#### DATA

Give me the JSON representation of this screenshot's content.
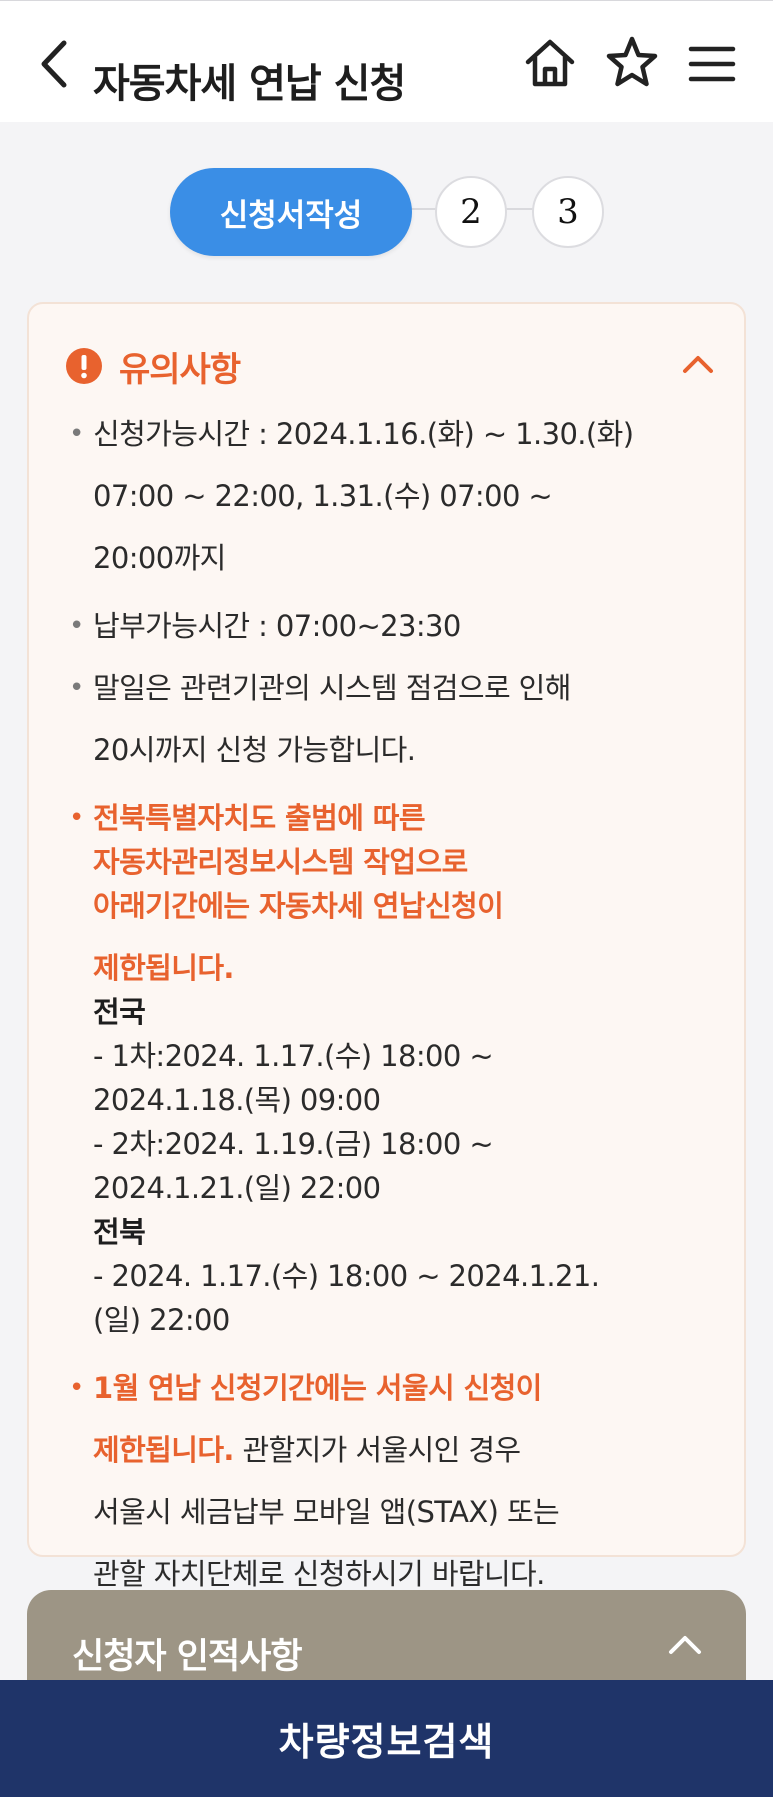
{
  "header": {
    "title": "자동차세 연납 신청",
    "icons": {
      "back": "chevron-left-icon",
      "home": "home-icon",
      "favorite": "star-icon",
      "menu": "hamburger-menu-icon"
    }
  },
  "steps": {
    "active_label": "신청서작성",
    "step2": "2",
    "step3": "3"
  },
  "notice": {
    "title": "유의사항",
    "accent_color": "#e8622e",
    "items": [
      {
        "lines": [
          "신청가능시간 : 2024.1.16.(화) ~ 1.30.(화)",
          "07:00 ~ 22:00, 1.31.(수) 07:00 ~",
          "20:00까지"
        ]
      },
      {
        "lines": [
          "납부가능시간 : 07:00~23:30"
        ]
      },
      {
        "lines": [
          "말일은 관련기관의 시스템 점검으로 인해",
          "20시까지 신청 가능합니다."
        ]
      },
      {
        "highlight_lines": [
          "전북특별자치도 출범에 따른",
          "자동차관리정보시스템 작업으로",
          "아래기간에는 자동차세 연납신청이",
          "제한됩니다."
        ],
        "national_head": "전국",
        "national_lines": [
          "- 1차:2024. 1.17.(수) 18:00 ~",
          "2024.1.18.(목) 09:00",
          "- 2차:2024. 1.19.(금) 18:00 ~",
          "2024.1.21.(일) 22:00"
        ],
        "jeonbuk_head": "전북",
        "jeonbuk_lines": [
          "- 2024. 1.17.(수) 18:00 ~ 2024.1.21.",
          "(일) 22:00"
        ]
      },
      {
        "highlight_lines": [
          "1월 연납 신청기간에는 서울시 신청이",
          "제한됩니다."
        ],
        "rest_inline": " 관할지가 서울시인 경우",
        "rest_lines": [
          "서울시 세금납부 모바일 앱(STAX) 또는",
          "관할 자치단체로 신청하시기 바랍니다."
        ]
      }
    ]
  },
  "applicant": {
    "title": "신청자 인적사항"
  },
  "bottom_button": {
    "label": "차량정보검색"
  },
  "colors": {
    "primary_blue": "#3a8ee6",
    "navy": "#1f3469",
    "section_brown": "#9d9585"
  }
}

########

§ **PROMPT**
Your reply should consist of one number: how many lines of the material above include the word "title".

§ **EXPECTED OUTPUT**
3